In fact, the reported deaths that have followed vaccinations represent a minuscule share of the overall numbers of people who have been vaccinated. In the U.S., 33,226,913 people had been fully vaccinated, according to data posted Thursday on the Johns Hopkins University and Medicine Coronavirus Resource Center website. The 1,136 deaths across the country in the VAERS database, reported as of Feb. 26, represent 0.003419% of the total who are fully vaccinated.
The four cases in Utah represent 0.001177% of the 339,743 people who have been fully vaccinated, according to Utah Department of Health data.
“Millions of vaccinations are administered to children and adults in the United States each year. Serious adverse reactions are uncommon and deaths caused by vaccines are very rare,” reads ”Deaths following vaccination: What does the evidence show?”, a CDC report published in 2015, before the COVID-19 pandemic. It went on: “Any discussion of the true risks of vaccination should be balanced by acknowledgment of the well-established benefits of vaccines in preventing disease, disability and deaths from infectious diseases.”
Even Hawley got the COVID-19 vaccine, the second shot after his daughter’s death. The bigger risk for him, he determined, would be not getting vaccinated.
“I am 69 and diabetic. COVID is a pretty big threat for me,” he said. “It’s a decision you have to make for yourself and you need to make it based on a risk analysis.”
Still, he wonders.
Maybe the autopsy, when complete, will show Kurill had some other underlying condition that led to her death. However, given her rapid decline after getting the vaccination, Hawley suspects the shot had something to do with it, even while acknowledging that he may never get a definitive answer.

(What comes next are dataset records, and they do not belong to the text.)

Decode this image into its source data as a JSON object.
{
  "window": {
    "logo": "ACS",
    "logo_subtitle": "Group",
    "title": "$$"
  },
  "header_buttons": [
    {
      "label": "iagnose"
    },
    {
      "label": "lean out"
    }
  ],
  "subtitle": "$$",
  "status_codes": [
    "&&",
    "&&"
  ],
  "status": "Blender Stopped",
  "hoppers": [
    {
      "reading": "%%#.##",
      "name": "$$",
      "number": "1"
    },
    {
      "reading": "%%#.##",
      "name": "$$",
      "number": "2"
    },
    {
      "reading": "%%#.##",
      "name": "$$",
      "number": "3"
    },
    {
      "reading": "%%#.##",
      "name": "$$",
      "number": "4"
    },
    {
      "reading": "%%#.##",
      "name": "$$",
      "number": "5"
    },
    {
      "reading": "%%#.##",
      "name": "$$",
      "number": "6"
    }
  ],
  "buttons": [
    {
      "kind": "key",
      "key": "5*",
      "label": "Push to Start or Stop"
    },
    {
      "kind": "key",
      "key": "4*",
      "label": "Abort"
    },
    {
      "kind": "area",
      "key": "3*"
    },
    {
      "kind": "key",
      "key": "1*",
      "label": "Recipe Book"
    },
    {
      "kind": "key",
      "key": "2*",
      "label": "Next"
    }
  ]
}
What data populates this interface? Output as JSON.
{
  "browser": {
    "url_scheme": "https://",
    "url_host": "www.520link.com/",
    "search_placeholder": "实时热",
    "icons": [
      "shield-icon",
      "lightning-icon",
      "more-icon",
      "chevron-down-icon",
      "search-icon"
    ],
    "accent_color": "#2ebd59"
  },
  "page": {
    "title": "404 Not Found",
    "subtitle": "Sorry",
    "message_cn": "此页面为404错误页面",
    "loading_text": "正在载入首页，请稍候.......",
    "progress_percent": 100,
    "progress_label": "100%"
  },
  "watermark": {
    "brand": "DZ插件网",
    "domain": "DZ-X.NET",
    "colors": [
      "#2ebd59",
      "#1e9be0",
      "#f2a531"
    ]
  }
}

“I think my daughter was a one-in-a-million that had an adverse reaction. Because of that, you should go in there with your eyes open,” he said.